Can Alvarez, Rios, Broner, and Mares shine again?
2013 wasn't a great year for young, future superstars. Twenty-something stars Saul "Canelo" Alvarez, Brandon Rios, Abner Mares, and Adrien Broner all suffered embarrassingly one-sided losses last year and will look to make big comebacks in 2014. Which of these young talents will be able to get back on track and live up to their full promise?
What's happening to Nonito Donaire?
Somewhere between his ugly schooling at the hands of Guillermo Rigondeaux and present day, The Filipino Flash seems to have lost his spark. A mostly lackluster TKO 9 win over Vic Darchinyan in November convinced no one that Donaire was the same dominant force who ruled his weight range and took Fighter of the Year honors just one year earlier. Will Donaire regain his mojo in 2014 or will his downward spiral continue?
The Silence of the Jackal
Shockingly, Guillermo Rigondeaux's masterful victory over Nonito Donaire in April of last year was met with fan derision and apparent disdain from his own promoter, Bob Arum. A similarly dominant win over Joseph Agbeko later that year resulted in more mind-boggling scorn. Will Rigondeaux get the promotional push he deserves in 2014 or will he still be suffering the consequences of being a skilled fighter in an age of casual, brawl-minded fans?
Paul Magno was a licensed official in the state of Michoacan, Mexico and is the author of Notes from the Boxing Underground. His work can also be found on Fox Sports and as Editor-in-Chief of The Boxing Tribune. In the past, Paul has done work for Inside Fights, The Queensberry Rules and Eastside Boxing.

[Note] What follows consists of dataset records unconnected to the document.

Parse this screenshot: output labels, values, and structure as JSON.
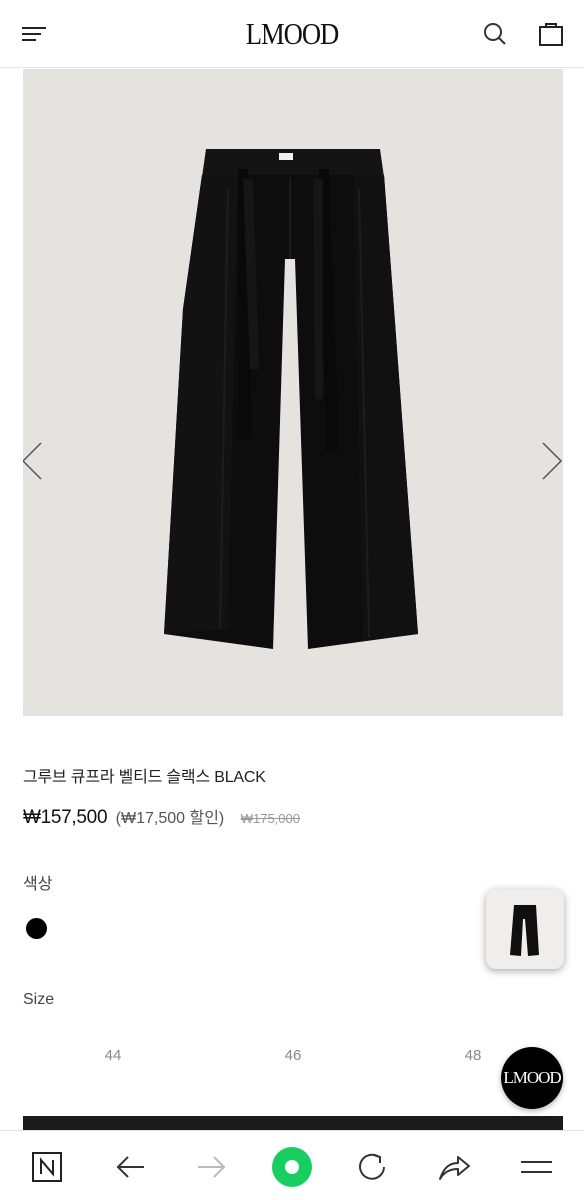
{
  "header": {
    "logo": "LMOOD",
    "menu_icon": "hamburger-menu-icon",
    "search_icon": "search-icon",
    "bag_icon": "shopping-bag-icon"
  },
  "gallery": {
    "image": "black belted slacks product photo",
    "prev_icon": "chevron-left-icon",
    "next_icon": "chevron-right-icon",
    "background_color": "#e4e3e0"
  },
  "product": {
    "name": "그루브 큐프라 벨티드 슬랙스 BLACK",
    "price": "₩157,500",
    "discount": "(₩17,500 할인)",
    "original_price": "₩175,000"
  },
  "options": {
    "color_label": "색상",
    "colors": [
      {
        "value": "#000000"
      }
    ],
    "size_label": "Size",
    "sizes": [
      "44",
      "46",
      "48"
    ]
  },
  "floating": {
    "fab_label": "LMOOD"
  },
  "browser": {
    "accent": "#19ce60",
    "buttons": [
      "naver-home-icon",
      "back-arrow-icon",
      "forward-arrow-icon",
      "green-dot-icon",
      "refresh-icon",
      "share-icon",
      "menu-icon"
    ]
  }
}
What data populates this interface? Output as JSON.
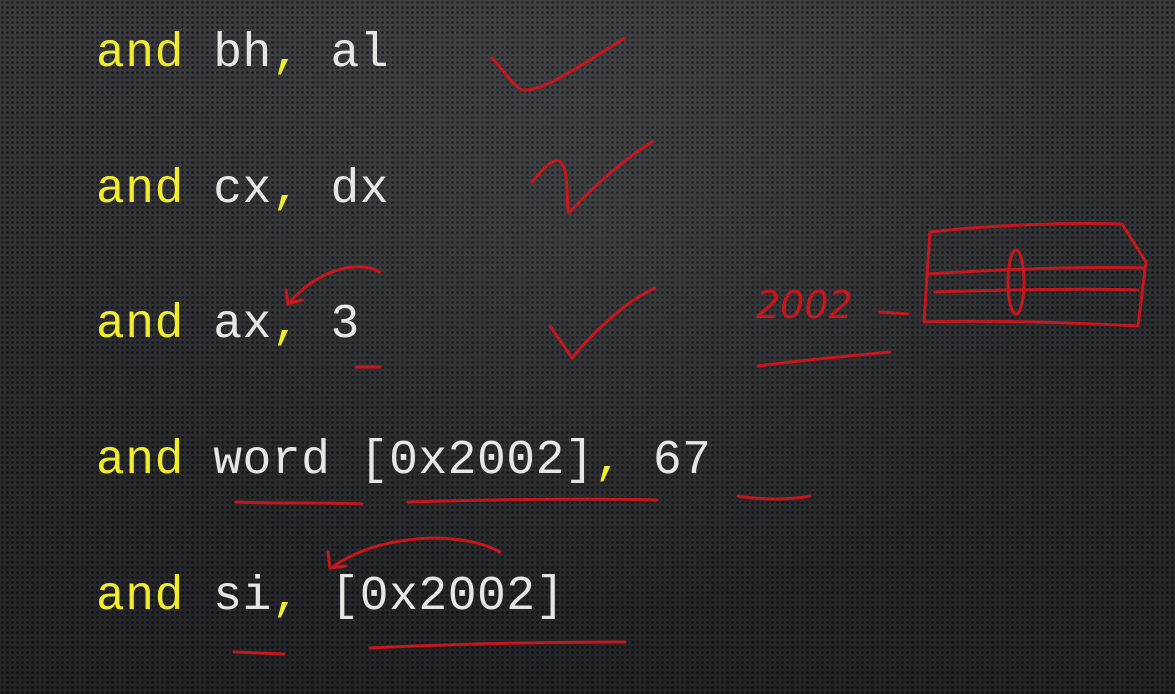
{
  "code_lines": [
    {
      "mnemonic": "and",
      "dest": "bh",
      "comma": ",",
      "src": "al"
    },
    {
      "mnemonic": "and",
      "dest": "cx",
      "comma": ",",
      "src": "dx"
    },
    {
      "mnemonic": "and",
      "dest": "ax",
      "comma": ",",
      "src": "3"
    },
    {
      "mnemonic": "and",
      "size": "word",
      "dest": "[0x2002]",
      "comma": ",",
      "src": "67"
    },
    {
      "mnemonic": "and",
      "dest": "si",
      "comma": ",",
      "src": "[0x2002]"
    }
  ],
  "annotations": {
    "memory_address": "2002",
    "memory_value": "0"
  },
  "colors": {
    "keyword": "#f1ec2e",
    "operand": "#e6e6e6",
    "ink": "#c8161d"
  }
}
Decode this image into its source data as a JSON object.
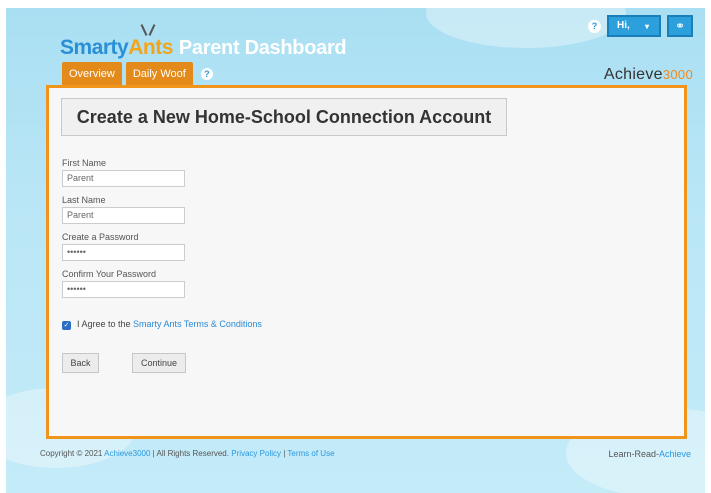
{
  "header": {
    "logo_smarty": "Smarty",
    "logo_ants": "Ants",
    "title": "Parent Dashboard",
    "tabs": [
      {
        "label": "Overview"
      },
      {
        "label": "Daily Woof"
      }
    ],
    "help_icon": "?",
    "achieve_logo_text": "Achieve",
    "achieve_logo_num": "3000",
    "user_greeting": "Hi,",
    "user_caret": "▾",
    "link_icon": "⚭"
  },
  "form": {
    "heading": "Create a New Home-School Connection Account",
    "first_name_label": "First Name",
    "first_name_value": "Parent",
    "last_name_label": "Last Name",
    "last_name_value": "Parent",
    "password_label": "Create a Password",
    "password_value": "••••••",
    "confirm_label": "Confirm Your Password",
    "confirm_value": "••••••",
    "agree_prefix": "I Agree to the ",
    "agree_link": "Smarty Ants Terms & Conditions",
    "checkbox_mark": "✓",
    "back_label": "Back",
    "continue_label": "Continue"
  },
  "footer": {
    "copyright_prefix": "Copyright © 2021 ",
    "copyright_link": "Achieve3000",
    "copyright_mid": " | All Rights Reserved. ",
    "privacy_link": "Privacy Policy",
    "separator": " | ",
    "terms_link": "Terms of Use",
    "tagline_prefix": "Learn-Read-",
    "tagline_link": "Achieve"
  },
  "colors": {
    "panel_border": "#f0941c",
    "tab_bg": "#e38a1a",
    "link": "#2a8ad6",
    "background": "#b9e6f6"
  }
}
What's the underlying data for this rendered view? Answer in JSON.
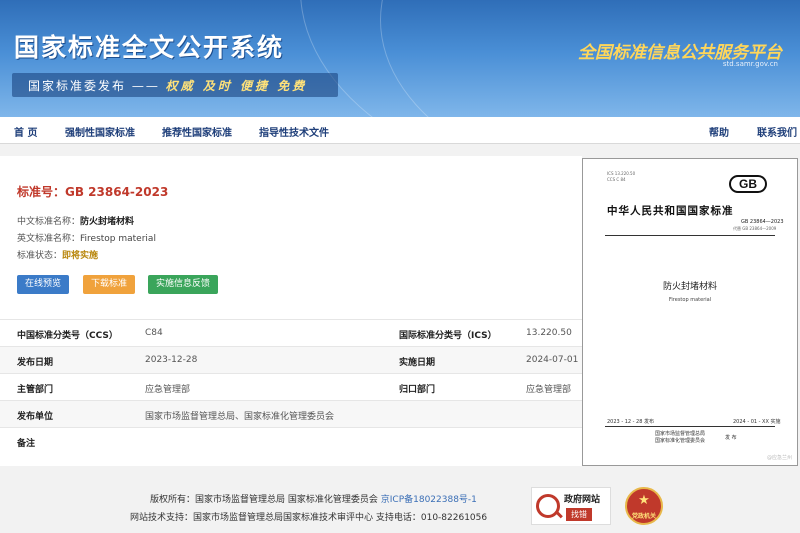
{
  "header": {
    "site_title": "国家标准全文公开系统",
    "slogan_prefix": "国家标准委发布 ——",
    "slogan_keywords": "权威 及时 便捷 免费",
    "platform_name": "全国标准信息公共服务平台",
    "platform_url": "std.samr.gov.cn"
  },
  "nav": {
    "home": "首 页",
    "mandatory": "强制性国家标准",
    "recommended": "推荐性国家标准",
    "guidance": "指导性技术文件",
    "help": "帮助",
    "contact": "联系我们"
  },
  "standard": {
    "number": "标准号：GB 23864-2023",
    "cn_name_label": "中文标准名称：",
    "cn_name": "防火封堵材料",
    "en_name_label": "英文标准名称：",
    "en_name": "Firestop material",
    "status_label": "标准状态：",
    "status": "即将实施"
  },
  "buttons": {
    "preview": "在线预览",
    "download": "下载标准",
    "feedback": "实施信息反馈"
  },
  "details": {
    "ccs_label": "中国标准分类号（CCS）",
    "ccs": "C84",
    "ics_label": "国际标准分类号（ICS）",
    "ics": "13.220.50",
    "publish_label": "发布日期",
    "publish": "2023-12-28",
    "implement_label": "实施日期",
    "implement": "2024-07-01",
    "dept_label": "主管部门",
    "dept": "应急管理部",
    "attr_label": "归口部门",
    "attr": "应急管理部",
    "issuer_label": "发布单位",
    "issuer": "国家市场监督管理总局、国家标准化管理委员会",
    "remark_label": "备注"
  },
  "cover": {
    "ics_small": "ICS 13.220.50",
    "ccs_small": "CCS C 84",
    "gb_logo": "GB",
    "country_title": "中华人民共和国国家标准",
    "std_code": "GB 23864—2023",
    "replaces": "代替 GB 23864—2009",
    "name_cn": "防火封堵材料",
    "name_en": "Firestop material",
    "publish_date": "2023 - 12 - 28 发布",
    "implement_date": "2024 - 01 - XX 实施",
    "issuer_1": "国家市场监督管理总局",
    "issuer_2": "国家标准化管理委员会",
    "issue_word": "发 布",
    "watermark": "@应急兰州"
  },
  "footer": {
    "copyright": "版权所有：国家市场监督管理总局 国家标准化管理委员会",
    "icp": "京ICP备18022388号-1",
    "support": "网站技术支持：国家市场监督管理总局国家标准技术审评中心 支持电话：010-82261056",
    "gov_badge_title": "政府网站",
    "gov_badge_action": "找错",
    "party_badge": "党政机关"
  }
}
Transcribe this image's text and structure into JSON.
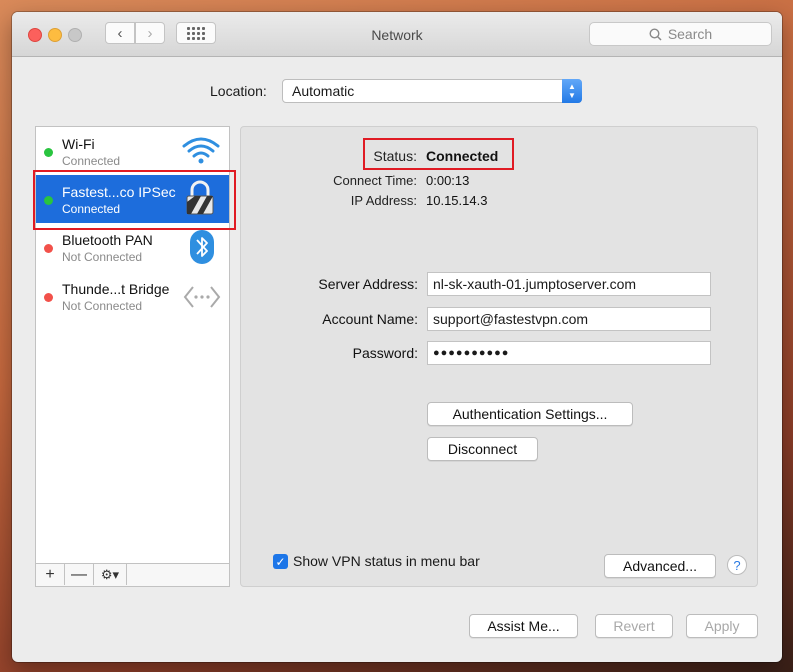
{
  "window": {
    "title": "Network"
  },
  "search": {
    "placeholder": "Search"
  },
  "location": {
    "label": "Location:",
    "value": "Automatic"
  },
  "services": [
    {
      "name": "Wi-Fi",
      "status": "Connected",
      "dot": "#29c43f",
      "icon": "wifi-icon"
    },
    {
      "name": "Fastest...co IPSec",
      "status": "Connected",
      "dot": "#29c43f",
      "icon": "lock-icon"
    },
    {
      "name": "Bluetooth PAN",
      "status": "Not Connected",
      "dot": "#f2514a",
      "icon": "bluetooth-icon"
    },
    {
      "name": "Thunde...t Bridge",
      "status": "Not Connected",
      "dot": "#f2514a",
      "icon": "bridge-icon"
    }
  ],
  "sidebar_controls": {
    "add": "+",
    "remove": "—",
    "action": "⚙▾"
  },
  "details": {
    "status_label": "Status:",
    "status_value": "Connected",
    "connect_time_label": "Connect Time:",
    "connect_time_value": "0:00:13",
    "ip_label": "IP Address:",
    "ip_value": "10.15.14.3",
    "server_label": "Server Address:",
    "server_value": "nl-sk-xauth-01.jumptoserver.com",
    "account_label": "Account Name:",
    "account_value": "support@fastestvpn.com",
    "password_label": "Password:",
    "password_value": "●●●●●●●●●●",
    "auth_button": "Authentication Settings...",
    "disconnect_button": "Disconnect",
    "show_vpn_label": "Show VPN status in menu bar",
    "advanced_button": "Advanced...",
    "help": "?"
  },
  "footer": {
    "assist": "Assist Me...",
    "revert": "Revert",
    "apply": "Apply"
  },
  "colors": {
    "accent": "#1d6ddc",
    "highlight": "#e01b24"
  }
}
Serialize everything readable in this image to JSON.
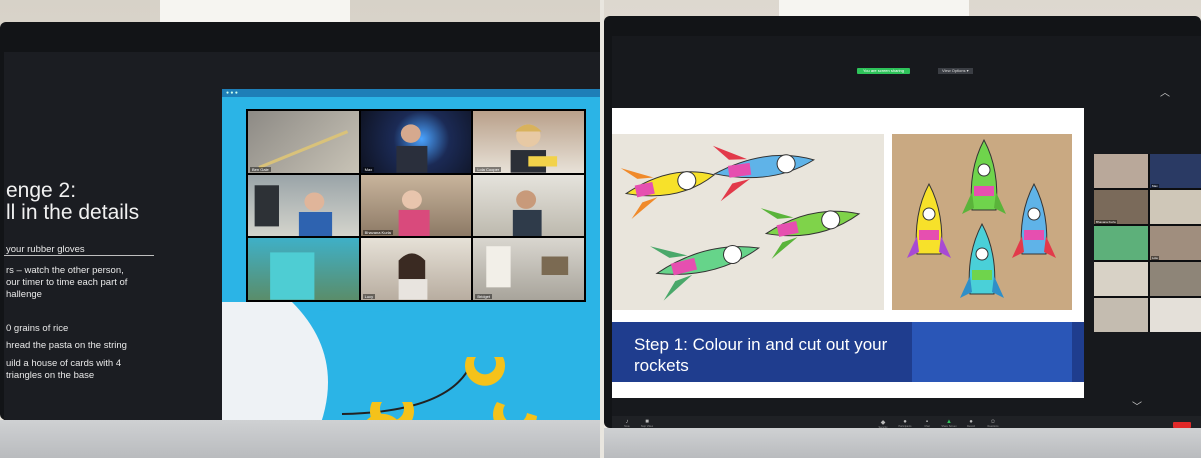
{
  "left": {
    "slide": {
      "title_lines": [
        "enge 2:",
        "ll in the details"
      ],
      "lines": [
        " your rubber gloves",
        "rs – watch the other person,",
        "our timer to time each part of",
        "hallenge",
        "0 grains of rice",
        "hread the pasta on the string",
        "uild a house of cards with 4",
        "triangles on the base"
      ]
    },
    "zoom": {
      "participants": [
        "Ben Gale",
        "Max",
        "Lola Cooper",
        "",
        "Bhavana Kurla",
        "",
        "",
        "Lucy",
        "Bridget"
      ]
    }
  },
  "right": {
    "zoom": {
      "share_indicator": "You are screen sharing",
      "view_label": "View Options ▾",
      "slide_caption": "Step 1: Colour in and cut out your rockets",
      "gallery_names": [
        "",
        "Max",
        "Bhavana Kurla",
        "",
        "",
        "Lola",
        "",
        "",
        "",
        ""
      ],
      "toolbar": [
        "Mute",
        "Stop Video",
        "Security",
        "Participants",
        "Chat",
        "Share Screen",
        "Record",
        "Reactions"
      ]
    }
  },
  "colors": {
    "zoom_blue": "#2bb4e6",
    "caption_band": "#1f3d8e",
    "share_green": "#2ec35a",
    "end_red": "#e02828"
  },
  "icons": [
    "apple-logo-icon",
    "chevron-up-icon",
    "chevron-down-icon",
    "microphone-icon",
    "video-camera-icon",
    "shield-icon",
    "people-icon",
    "chat-bubble-icon",
    "share-screen-icon",
    "record-icon",
    "smiley-icon"
  ]
}
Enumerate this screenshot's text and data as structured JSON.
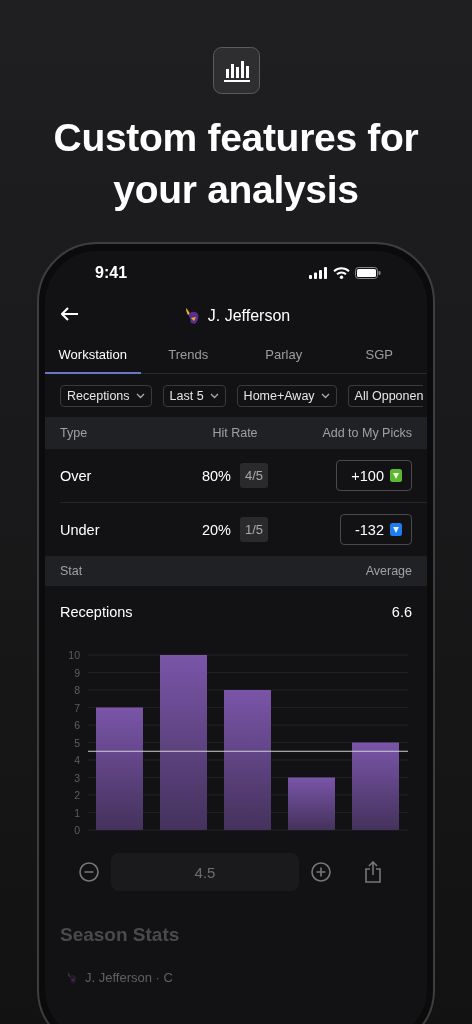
{
  "headline": "Custom features for your analysis",
  "status_bar": {
    "time": "9:41"
  },
  "header": {
    "title": "J. Jefferson"
  },
  "tabs": [
    {
      "label": "Workstation",
      "selected": true
    },
    {
      "label": "Trends",
      "selected": false
    },
    {
      "label": "Parlay",
      "selected": false
    },
    {
      "label": "SGP",
      "selected": false
    }
  ],
  "filters": [
    {
      "label": "Receptions"
    },
    {
      "label": "Last 5"
    },
    {
      "label": "Home+Away"
    },
    {
      "label": "All Opponen"
    }
  ],
  "picks_table": {
    "columns": [
      "Type",
      "Hit Rate",
      "Add to My Picks"
    ],
    "rows": [
      {
        "type": "Over",
        "hit_rate": "80%",
        "record": "4/5",
        "odds": "+100",
        "color": "#5cb82f"
      },
      {
        "type": "Under",
        "hit_rate": "20%",
        "record": "1/5",
        "odds": "-132",
        "color": "#1c7cf0"
      }
    ]
  },
  "stat_table": {
    "columns": [
      "Stat",
      "Average"
    ],
    "rows": [
      {
        "stat": "Receptions",
        "average": "6.6"
      }
    ]
  },
  "chart_data": {
    "type": "bar",
    "values": [
      7,
      10,
      8,
      3,
      5
    ],
    "ylim": [
      0,
      10
    ],
    "yticks": [
      0,
      1,
      2,
      3,
      4,
      5,
      6,
      7,
      8,
      9,
      10
    ],
    "grid": true,
    "ref_lines": [
      {
        "axis": "y",
        "value": 4.5
      }
    ]
  },
  "line_control": {
    "value": "4.5"
  },
  "season_stats": {
    "title": "Season Stats",
    "player_line": "J. Jefferson · C"
  }
}
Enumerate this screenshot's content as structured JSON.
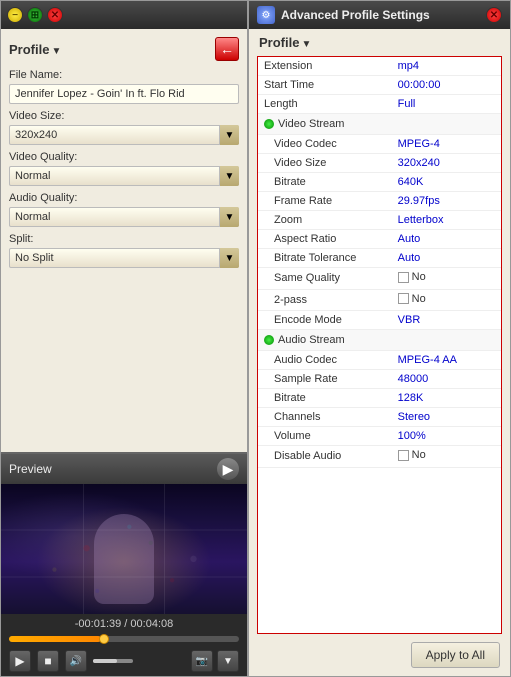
{
  "leftPanel": {
    "titleBtns": {
      "min": "−",
      "max": "⊞",
      "close": "✕"
    },
    "profileLabel": "Profile",
    "backBtn": "←",
    "fileNameLabel": "File Name:",
    "fileNameValue": "Jennifer Lopez - Goin' In ft. Flo Rid",
    "videoSizeLabel": "Video Size:",
    "videoSizeValue": "320x240",
    "videoQualityLabel": "Video Quality:",
    "videoQualityValue": "Normal",
    "audioQualityLabel": "Audio Quality:",
    "audioQualityValue": "Normal",
    "splitLabel": "Split:",
    "splitValue": "No Split",
    "previewLabel": "Preview",
    "timeline": "-00:01:39 / 00:04:08",
    "controls": {
      "play": "▶",
      "stop": "■",
      "volume": "🔊",
      "capture": "📷",
      "more": "▼"
    }
  },
  "rightPanel": {
    "titleIcon": "⚙",
    "title": "Advanced Profile Settings",
    "closeBtn": "✕",
    "profileLabel": "Profile",
    "settings": [
      {
        "key": "Extension",
        "value": "mp4",
        "type": "value"
      },
      {
        "key": "Start Time",
        "value": "00:00:00",
        "type": "time"
      },
      {
        "key": "Length",
        "value": "Full",
        "type": "value"
      },
      {
        "key": "Video Stream",
        "value": "",
        "type": "section"
      },
      {
        "key": "Video Codec",
        "value": "MPEG-4",
        "type": "value",
        "indent": true
      },
      {
        "key": "Video Size",
        "value": "320x240",
        "type": "value",
        "indent": true
      },
      {
        "key": "Bitrate",
        "value": "640K",
        "type": "value",
        "indent": true
      },
      {
        "key": "Frame Rate",
        "value": "29.97fps",
        "type": "value",
        "indent": true
      },
      {
        "key": "Zoom",
        "value": "Letterbox",
        "type": "value",
        "indent": true
      },
      {
        "key": "Aspect Ratio",
        "value": "Auto",
        "type": "value",
        "indent": true
      },
      {
        "key": "Bitrate Tolerance",
        "value": "Auto",
        "type": "value",
        "indent": true
      },
      {
        "key": "Same Quality",
        "value": "No",
        "type": "checkbox",
        "indent": true
      },
      {
        "key": "2-pass",
        "value": "No",
        "type": "checkbox",
        "indent": true
      },
      {
        "key": "Encode Mode",
        "value": "VBR",
        "type": "value",
        "indent": true
      },
      {
        "key": "Audio Stream",
        "value": "",
        "type": "section"
      },
      {
        "key": "Audio Codec",
        "value": "MPEG-4 AA",
        "type": "value",
        "indent": true
      },
      {
        "key": "Sample Rate",
        "value": "48000",
        "type": "value",
        "indent": true
      },
      {
        "key": "Bitrate",
        "value": "128K",
        "type": "value",
        "indent": true
      },
      {
        "key": "Channels",
        "value": "Stereo",
        "type": "value",
        "indent": true
      },
      {
        "key": "Volume",
        "value": "100%",
        "type": "value",
        "indent": true
      },
      {
        "key": "Disable Audio",
        "value": "No",
        "type": "checkbox",
        "indent": true
      }
    ],
    "applyBtn": "Apply to All"
  }
}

For breaking news, additional analysis, and assorted crazy commentary, follow him on Facebook, @TheBoxingTribune or on Twitter, @BoxingBTBC.
- Sports & Recreation
- Manny Pacquiao
- Floyd Mayweather
- Miguel Cotto
- Chris Arreola
- Bernard Hopkins
- Abner Mares
- Nonito Donaire
- Gennady Golovkin
- Carl Froch